Monday's highlight was easily Roy Keane's candid dissection of his relationship with Sir Alex Ferguson. Have you ever, ever in your life, heard a more Roy Keane sentence than "This idea of having a cup of tea and a biscuit in the canteen upstairs? Not for me." Have you ever heard a more Roy Keane sentence than "I know he [Sir Alex Ferguson] was critical of me at the end almost saying that I was running the dressing room but... I was! Senior players run the dressing room." Have you ever, EVER heard a more Roy Keane sentence than "Giggsy would be there and Gary and we'd be discussing all sorts as senior players. And I'm talking about trivial stuff like the player's pool, Christmas functions, tickets for matches." It really has been a long-term desire of mine to listen to Roy Keane dismiss Christmas as trivial. Only now do I think I understand the man.

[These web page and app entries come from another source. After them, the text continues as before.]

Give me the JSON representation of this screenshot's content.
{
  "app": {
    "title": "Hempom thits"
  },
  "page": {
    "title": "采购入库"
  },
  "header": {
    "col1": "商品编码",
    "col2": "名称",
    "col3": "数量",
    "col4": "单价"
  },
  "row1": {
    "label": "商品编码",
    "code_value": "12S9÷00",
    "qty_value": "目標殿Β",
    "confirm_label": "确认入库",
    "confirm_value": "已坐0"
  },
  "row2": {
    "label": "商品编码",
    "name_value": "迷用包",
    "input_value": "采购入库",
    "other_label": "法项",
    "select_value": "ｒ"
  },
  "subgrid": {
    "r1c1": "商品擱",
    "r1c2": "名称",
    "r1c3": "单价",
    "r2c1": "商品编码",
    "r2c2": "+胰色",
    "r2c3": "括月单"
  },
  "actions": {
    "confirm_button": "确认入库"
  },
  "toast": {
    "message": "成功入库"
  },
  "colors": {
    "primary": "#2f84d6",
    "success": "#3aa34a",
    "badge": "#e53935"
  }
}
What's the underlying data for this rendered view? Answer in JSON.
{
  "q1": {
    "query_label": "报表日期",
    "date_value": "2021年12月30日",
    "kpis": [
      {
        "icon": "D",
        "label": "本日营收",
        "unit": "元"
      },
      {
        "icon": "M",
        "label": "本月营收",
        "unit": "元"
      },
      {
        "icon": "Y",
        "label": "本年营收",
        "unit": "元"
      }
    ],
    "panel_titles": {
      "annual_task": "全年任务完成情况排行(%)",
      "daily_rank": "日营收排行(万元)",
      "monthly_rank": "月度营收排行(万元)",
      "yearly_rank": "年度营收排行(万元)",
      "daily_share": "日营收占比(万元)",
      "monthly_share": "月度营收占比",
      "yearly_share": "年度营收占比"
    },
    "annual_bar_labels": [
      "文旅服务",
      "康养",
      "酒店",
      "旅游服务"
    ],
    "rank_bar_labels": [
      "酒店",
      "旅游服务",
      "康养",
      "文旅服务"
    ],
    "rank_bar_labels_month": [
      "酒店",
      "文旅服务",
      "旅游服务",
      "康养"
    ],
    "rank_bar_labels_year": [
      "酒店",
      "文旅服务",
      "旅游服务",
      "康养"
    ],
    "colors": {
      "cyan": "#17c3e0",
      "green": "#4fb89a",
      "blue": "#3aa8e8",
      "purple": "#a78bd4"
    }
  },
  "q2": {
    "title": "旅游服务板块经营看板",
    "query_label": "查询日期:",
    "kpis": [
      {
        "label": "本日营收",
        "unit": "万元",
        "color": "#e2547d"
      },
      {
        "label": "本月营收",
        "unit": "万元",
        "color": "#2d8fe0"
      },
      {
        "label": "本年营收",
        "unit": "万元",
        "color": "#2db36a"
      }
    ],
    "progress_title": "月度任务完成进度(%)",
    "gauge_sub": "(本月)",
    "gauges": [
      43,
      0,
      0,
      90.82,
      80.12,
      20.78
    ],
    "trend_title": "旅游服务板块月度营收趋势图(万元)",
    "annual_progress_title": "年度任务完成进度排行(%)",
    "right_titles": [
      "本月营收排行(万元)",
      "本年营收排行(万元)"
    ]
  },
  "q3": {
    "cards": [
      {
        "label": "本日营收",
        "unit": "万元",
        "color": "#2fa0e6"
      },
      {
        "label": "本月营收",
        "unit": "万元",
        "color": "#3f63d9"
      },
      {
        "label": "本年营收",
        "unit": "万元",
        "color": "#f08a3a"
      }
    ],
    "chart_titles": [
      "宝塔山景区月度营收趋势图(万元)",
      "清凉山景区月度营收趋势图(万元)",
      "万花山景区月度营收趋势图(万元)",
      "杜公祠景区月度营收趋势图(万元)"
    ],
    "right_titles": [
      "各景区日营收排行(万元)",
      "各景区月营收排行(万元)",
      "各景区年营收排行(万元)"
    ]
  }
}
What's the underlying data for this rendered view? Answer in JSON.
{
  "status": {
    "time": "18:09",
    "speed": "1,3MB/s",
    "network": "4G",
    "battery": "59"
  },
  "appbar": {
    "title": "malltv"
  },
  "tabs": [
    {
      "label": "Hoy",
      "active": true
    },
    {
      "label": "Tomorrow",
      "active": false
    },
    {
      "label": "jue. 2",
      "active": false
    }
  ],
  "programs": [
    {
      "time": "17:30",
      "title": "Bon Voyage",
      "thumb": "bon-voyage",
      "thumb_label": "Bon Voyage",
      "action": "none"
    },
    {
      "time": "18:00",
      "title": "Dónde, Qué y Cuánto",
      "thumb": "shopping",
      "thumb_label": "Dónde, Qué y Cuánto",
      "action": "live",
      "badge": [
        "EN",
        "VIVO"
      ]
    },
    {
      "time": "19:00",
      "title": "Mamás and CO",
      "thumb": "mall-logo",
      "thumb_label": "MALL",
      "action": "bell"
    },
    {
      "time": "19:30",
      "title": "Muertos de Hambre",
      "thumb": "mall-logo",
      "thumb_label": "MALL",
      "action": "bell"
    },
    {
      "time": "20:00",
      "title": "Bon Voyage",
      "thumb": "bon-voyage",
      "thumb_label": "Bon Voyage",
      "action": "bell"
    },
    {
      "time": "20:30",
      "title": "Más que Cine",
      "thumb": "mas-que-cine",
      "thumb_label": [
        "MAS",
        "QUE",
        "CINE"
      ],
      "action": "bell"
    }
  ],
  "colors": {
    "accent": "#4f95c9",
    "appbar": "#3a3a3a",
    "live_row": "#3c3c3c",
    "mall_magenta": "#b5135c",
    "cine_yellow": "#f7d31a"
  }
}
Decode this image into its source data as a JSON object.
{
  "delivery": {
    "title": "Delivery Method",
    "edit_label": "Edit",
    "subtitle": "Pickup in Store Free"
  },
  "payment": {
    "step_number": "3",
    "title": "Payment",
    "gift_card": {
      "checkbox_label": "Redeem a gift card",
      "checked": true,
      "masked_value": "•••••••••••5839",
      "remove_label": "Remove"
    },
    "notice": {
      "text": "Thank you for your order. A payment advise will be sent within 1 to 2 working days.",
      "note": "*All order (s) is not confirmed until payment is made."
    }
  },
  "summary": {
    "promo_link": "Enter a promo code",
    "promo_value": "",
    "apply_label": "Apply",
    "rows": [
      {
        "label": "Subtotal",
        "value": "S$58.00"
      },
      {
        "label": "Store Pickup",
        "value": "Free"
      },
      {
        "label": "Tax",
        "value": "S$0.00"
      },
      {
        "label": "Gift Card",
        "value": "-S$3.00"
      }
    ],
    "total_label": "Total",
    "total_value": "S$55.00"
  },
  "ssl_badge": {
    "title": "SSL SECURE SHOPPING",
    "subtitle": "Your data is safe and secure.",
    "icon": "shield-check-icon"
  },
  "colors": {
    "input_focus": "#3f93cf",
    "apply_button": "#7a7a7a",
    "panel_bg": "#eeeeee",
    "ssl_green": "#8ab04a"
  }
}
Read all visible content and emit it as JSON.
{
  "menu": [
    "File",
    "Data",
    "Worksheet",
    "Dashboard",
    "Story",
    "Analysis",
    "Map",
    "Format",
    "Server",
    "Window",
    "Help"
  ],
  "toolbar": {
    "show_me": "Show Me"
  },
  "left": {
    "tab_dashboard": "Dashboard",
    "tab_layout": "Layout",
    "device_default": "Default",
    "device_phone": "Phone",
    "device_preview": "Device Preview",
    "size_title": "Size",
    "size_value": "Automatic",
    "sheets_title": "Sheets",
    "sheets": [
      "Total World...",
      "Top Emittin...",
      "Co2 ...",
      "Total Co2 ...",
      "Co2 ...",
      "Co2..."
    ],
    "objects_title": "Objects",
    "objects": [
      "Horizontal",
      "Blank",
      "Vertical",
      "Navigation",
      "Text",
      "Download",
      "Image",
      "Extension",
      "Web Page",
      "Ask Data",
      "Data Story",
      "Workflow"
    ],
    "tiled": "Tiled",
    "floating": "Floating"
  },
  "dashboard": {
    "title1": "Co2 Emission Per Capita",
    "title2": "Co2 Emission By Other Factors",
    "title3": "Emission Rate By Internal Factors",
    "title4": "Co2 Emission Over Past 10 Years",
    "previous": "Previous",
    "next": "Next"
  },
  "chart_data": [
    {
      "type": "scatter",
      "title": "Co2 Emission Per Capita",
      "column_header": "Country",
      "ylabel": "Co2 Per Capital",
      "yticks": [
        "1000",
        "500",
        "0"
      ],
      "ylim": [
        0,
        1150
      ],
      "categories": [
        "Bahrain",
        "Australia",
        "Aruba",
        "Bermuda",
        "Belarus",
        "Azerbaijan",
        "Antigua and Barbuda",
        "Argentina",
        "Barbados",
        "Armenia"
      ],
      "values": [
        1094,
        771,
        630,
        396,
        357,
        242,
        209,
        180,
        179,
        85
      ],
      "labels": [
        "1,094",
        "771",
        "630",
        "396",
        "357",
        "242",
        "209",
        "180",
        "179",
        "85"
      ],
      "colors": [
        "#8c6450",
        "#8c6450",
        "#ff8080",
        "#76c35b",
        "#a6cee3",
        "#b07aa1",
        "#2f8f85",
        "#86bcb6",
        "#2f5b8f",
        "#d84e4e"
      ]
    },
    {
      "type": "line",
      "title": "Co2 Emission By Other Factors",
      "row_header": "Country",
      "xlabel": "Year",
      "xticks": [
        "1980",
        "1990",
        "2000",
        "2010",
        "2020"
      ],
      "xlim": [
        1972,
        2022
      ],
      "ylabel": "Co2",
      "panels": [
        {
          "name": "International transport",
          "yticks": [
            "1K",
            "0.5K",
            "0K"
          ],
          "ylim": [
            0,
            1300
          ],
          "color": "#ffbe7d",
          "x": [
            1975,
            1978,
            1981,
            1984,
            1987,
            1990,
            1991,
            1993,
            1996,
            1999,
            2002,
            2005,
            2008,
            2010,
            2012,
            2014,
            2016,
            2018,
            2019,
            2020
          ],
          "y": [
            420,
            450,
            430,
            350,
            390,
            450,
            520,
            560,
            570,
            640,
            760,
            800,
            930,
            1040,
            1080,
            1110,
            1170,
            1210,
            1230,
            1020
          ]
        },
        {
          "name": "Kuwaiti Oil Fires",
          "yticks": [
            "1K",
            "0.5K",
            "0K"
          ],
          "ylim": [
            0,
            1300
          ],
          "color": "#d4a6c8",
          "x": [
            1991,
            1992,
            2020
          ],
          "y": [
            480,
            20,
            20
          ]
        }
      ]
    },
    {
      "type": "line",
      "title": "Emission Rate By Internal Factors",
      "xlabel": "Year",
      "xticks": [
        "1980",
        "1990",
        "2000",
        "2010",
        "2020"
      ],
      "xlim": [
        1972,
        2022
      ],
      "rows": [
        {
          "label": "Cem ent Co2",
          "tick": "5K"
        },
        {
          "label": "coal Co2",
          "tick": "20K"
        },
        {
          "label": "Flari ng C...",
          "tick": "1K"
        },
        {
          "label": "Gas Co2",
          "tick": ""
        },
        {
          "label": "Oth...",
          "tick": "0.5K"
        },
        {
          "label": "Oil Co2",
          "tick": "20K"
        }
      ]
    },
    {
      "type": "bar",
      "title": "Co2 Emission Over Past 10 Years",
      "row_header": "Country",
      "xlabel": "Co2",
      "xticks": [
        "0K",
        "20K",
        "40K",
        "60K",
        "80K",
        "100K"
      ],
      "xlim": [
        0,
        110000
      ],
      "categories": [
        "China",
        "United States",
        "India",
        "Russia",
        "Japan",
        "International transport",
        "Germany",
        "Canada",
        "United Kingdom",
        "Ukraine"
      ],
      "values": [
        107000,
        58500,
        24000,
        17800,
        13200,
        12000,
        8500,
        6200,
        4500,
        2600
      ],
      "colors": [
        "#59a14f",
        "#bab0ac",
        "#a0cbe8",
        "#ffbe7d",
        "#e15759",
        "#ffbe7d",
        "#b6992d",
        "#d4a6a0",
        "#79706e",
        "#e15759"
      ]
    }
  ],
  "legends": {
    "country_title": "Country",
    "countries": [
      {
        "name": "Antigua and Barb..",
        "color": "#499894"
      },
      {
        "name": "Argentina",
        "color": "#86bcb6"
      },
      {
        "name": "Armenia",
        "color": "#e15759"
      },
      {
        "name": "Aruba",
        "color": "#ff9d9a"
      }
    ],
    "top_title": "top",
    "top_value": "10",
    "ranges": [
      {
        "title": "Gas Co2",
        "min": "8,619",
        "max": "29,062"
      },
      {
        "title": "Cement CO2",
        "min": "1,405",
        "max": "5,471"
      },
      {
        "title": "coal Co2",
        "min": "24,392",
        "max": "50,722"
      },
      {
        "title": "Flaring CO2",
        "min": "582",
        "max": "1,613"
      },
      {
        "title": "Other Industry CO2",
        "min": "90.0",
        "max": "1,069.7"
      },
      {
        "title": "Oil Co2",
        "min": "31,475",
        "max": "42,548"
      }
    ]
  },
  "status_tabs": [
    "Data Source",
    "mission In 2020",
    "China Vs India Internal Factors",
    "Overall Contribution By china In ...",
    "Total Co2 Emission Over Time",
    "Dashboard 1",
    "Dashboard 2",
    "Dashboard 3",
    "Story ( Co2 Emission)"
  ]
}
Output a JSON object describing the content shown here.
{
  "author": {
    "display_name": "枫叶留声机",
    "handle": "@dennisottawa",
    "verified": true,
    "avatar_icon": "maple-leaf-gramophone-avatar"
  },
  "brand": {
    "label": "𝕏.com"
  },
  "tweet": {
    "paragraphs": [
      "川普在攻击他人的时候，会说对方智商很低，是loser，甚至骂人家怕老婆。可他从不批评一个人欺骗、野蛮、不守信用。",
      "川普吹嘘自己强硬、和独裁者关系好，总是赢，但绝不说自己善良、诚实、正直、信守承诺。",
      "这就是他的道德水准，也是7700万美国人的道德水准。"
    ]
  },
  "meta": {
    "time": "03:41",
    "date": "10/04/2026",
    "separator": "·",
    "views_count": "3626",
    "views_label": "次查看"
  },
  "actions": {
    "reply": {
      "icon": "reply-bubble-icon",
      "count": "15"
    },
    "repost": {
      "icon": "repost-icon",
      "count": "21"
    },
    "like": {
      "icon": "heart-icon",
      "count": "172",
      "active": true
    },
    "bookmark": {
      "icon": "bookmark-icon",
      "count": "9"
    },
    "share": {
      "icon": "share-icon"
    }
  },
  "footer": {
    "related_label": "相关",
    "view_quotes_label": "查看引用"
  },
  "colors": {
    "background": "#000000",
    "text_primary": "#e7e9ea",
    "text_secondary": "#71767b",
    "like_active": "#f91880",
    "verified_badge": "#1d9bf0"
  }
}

It's hard to say whether Sky has really nailed the formula yet (The Debate, for instance, is still a mess), or indeed whether they have taken this particular formula as far as it can go with the respective coups of Mourinho and Keane on their Premier League coverage. It's hard to think of anything beyond simultaneously adding Arsène Wenger, Sir Alex and a fire-chainsaw juggler to the studio that would be an immediate improvement. They are draws in and of themselves, regardless of the football. I guess that's the point. Through the sheer force of personality that Mourinho has, and Keane has, and Carragher has, and Neville has, and Souness - sigh, I'm sighing - does kinda have, they can make the rehashed narratives of Manchester United's and Arsenal's ongoing existential crisis (unbearably dull by this point), if not completely fascinating, at least entertaining enough that you linger over the remote on a cold, wet Monday night and hold off going to bed that bit longer just to listen to an excitable man and a gruff man sit a few feet apart and tell you a story from their past which you remember seeing play out 'LIVE, ON SKY' only too well.